- [Task description]: Find every line in the records below that holds the word "data", and copy each one.

- [Listed records]:
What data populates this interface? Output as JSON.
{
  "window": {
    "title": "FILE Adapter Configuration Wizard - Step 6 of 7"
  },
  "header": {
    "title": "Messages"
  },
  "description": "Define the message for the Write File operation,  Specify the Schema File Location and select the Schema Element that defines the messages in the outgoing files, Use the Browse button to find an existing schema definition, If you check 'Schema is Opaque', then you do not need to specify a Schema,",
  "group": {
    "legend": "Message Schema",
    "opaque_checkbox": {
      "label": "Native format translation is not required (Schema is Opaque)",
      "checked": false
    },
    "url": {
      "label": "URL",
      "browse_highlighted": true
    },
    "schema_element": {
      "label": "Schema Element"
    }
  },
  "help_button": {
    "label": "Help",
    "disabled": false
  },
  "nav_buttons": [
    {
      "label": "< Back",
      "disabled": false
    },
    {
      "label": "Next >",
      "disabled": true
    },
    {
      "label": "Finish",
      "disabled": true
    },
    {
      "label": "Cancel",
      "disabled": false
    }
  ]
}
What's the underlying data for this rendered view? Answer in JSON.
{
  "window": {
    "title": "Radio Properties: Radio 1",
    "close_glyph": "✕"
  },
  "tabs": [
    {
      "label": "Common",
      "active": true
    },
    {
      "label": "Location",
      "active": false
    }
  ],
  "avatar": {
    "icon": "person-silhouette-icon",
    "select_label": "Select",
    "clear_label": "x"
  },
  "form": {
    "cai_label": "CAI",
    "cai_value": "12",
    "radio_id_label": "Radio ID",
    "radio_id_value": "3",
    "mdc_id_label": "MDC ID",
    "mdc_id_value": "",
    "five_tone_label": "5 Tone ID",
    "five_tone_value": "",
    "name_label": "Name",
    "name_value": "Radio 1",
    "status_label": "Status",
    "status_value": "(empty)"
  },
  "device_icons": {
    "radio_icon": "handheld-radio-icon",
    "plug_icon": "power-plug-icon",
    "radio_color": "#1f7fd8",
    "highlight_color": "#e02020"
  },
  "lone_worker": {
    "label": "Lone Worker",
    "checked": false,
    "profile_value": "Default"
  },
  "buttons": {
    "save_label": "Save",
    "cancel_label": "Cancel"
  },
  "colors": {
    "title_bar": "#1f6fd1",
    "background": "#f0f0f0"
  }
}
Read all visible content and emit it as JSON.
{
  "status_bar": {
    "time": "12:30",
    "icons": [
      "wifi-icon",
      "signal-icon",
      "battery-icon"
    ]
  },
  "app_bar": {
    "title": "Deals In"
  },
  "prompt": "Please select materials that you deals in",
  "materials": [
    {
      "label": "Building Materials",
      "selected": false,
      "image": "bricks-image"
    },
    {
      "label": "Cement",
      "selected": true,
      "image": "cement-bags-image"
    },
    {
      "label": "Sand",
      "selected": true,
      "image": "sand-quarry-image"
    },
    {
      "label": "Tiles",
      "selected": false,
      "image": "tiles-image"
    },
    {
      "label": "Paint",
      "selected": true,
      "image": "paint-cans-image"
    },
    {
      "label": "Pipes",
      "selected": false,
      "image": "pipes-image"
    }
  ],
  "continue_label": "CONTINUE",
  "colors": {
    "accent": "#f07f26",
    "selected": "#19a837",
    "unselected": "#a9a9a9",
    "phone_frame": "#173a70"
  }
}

- [Solution]:
What data populates this interface? Output as JSON.
What's the underlying data for this rendered view? Answer in JSON.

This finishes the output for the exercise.